TASK OBJECTIVE → Find the lines holding the string "Portal" in the data, then copy all of them.

Items from an interface collection:
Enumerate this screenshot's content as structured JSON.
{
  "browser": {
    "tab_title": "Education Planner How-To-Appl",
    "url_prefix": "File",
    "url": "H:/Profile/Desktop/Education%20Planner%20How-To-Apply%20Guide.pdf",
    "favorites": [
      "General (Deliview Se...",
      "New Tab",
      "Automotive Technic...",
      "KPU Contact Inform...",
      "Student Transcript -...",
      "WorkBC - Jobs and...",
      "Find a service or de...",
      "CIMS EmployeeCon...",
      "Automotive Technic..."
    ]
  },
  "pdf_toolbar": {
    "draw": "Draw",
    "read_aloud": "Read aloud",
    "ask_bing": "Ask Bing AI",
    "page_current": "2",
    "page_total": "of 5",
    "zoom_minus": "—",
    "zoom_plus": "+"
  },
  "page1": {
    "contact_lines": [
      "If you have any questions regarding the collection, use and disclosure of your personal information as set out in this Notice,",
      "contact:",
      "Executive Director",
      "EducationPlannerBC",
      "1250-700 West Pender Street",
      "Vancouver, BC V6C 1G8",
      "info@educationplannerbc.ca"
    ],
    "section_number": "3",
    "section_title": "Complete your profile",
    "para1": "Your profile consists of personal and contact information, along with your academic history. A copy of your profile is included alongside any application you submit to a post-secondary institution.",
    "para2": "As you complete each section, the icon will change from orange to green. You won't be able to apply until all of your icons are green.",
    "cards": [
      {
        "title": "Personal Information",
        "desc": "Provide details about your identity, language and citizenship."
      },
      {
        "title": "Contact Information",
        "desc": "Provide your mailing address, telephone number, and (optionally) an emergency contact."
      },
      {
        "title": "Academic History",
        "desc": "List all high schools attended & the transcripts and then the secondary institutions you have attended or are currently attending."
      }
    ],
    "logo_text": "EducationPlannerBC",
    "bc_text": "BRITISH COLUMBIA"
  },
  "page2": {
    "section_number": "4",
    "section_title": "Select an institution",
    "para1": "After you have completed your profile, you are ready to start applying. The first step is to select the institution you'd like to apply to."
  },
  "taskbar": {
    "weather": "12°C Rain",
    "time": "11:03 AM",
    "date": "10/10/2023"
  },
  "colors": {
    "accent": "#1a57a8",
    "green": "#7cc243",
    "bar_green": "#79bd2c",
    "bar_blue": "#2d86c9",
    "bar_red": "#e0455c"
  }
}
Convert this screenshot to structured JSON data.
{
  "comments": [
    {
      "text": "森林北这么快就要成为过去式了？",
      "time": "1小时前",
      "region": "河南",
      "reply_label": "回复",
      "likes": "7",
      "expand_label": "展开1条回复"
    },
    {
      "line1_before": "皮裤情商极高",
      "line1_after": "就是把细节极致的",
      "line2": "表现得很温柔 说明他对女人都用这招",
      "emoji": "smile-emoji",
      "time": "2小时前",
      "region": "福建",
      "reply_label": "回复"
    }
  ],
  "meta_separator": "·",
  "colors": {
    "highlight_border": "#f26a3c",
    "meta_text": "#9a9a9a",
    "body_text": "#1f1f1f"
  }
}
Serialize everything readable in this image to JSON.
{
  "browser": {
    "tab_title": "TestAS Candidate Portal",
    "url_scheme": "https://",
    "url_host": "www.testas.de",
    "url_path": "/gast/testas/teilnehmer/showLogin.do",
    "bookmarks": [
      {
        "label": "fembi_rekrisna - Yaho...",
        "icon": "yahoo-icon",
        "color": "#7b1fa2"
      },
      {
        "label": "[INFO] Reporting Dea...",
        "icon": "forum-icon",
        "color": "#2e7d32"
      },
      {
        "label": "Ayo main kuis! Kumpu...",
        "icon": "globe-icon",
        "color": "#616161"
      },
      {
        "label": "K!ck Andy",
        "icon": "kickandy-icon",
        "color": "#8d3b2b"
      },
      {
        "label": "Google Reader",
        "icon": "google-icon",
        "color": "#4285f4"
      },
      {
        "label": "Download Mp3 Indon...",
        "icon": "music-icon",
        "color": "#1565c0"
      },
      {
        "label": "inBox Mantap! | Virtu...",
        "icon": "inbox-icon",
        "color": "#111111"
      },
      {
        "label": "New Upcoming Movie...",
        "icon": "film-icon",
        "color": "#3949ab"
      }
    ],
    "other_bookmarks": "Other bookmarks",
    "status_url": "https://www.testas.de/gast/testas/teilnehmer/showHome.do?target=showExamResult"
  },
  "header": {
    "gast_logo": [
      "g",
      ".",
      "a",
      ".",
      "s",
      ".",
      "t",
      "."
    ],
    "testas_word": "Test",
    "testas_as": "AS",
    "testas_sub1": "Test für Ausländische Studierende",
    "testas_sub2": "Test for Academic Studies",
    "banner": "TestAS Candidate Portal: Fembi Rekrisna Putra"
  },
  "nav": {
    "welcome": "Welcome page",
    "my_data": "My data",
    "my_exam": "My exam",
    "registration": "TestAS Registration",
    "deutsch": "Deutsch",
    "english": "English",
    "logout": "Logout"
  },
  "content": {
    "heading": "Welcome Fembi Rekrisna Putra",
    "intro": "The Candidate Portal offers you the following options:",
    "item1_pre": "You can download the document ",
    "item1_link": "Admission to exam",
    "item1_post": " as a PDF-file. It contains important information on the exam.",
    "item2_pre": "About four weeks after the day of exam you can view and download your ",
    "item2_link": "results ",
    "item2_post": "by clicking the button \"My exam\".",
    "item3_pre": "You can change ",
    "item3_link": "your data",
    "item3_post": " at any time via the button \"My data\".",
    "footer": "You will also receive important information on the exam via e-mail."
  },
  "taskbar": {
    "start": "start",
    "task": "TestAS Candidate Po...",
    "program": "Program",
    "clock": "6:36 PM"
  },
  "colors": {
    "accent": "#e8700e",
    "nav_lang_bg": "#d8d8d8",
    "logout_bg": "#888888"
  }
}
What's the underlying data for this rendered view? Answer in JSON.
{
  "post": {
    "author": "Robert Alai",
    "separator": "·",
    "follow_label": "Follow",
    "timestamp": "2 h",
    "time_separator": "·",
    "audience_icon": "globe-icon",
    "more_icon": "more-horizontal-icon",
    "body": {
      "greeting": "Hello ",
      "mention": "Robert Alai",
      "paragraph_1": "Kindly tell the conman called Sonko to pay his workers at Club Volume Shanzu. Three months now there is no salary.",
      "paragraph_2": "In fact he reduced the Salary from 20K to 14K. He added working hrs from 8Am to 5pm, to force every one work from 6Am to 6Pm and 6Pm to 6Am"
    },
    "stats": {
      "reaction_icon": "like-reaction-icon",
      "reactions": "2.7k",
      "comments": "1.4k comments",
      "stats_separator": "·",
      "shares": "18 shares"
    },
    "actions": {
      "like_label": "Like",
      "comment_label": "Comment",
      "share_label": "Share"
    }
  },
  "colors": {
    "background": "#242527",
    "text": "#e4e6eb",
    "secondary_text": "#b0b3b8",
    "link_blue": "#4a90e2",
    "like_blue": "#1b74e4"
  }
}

RESPONSE TO THE EXERCISE →
    "tab_title": "TestAS Candidate Portal",
    "banner": "TestAS Candidate Portal: Fembi Rekrisna Putra"
    "intro": "The Candidate Portal offers you the following options:",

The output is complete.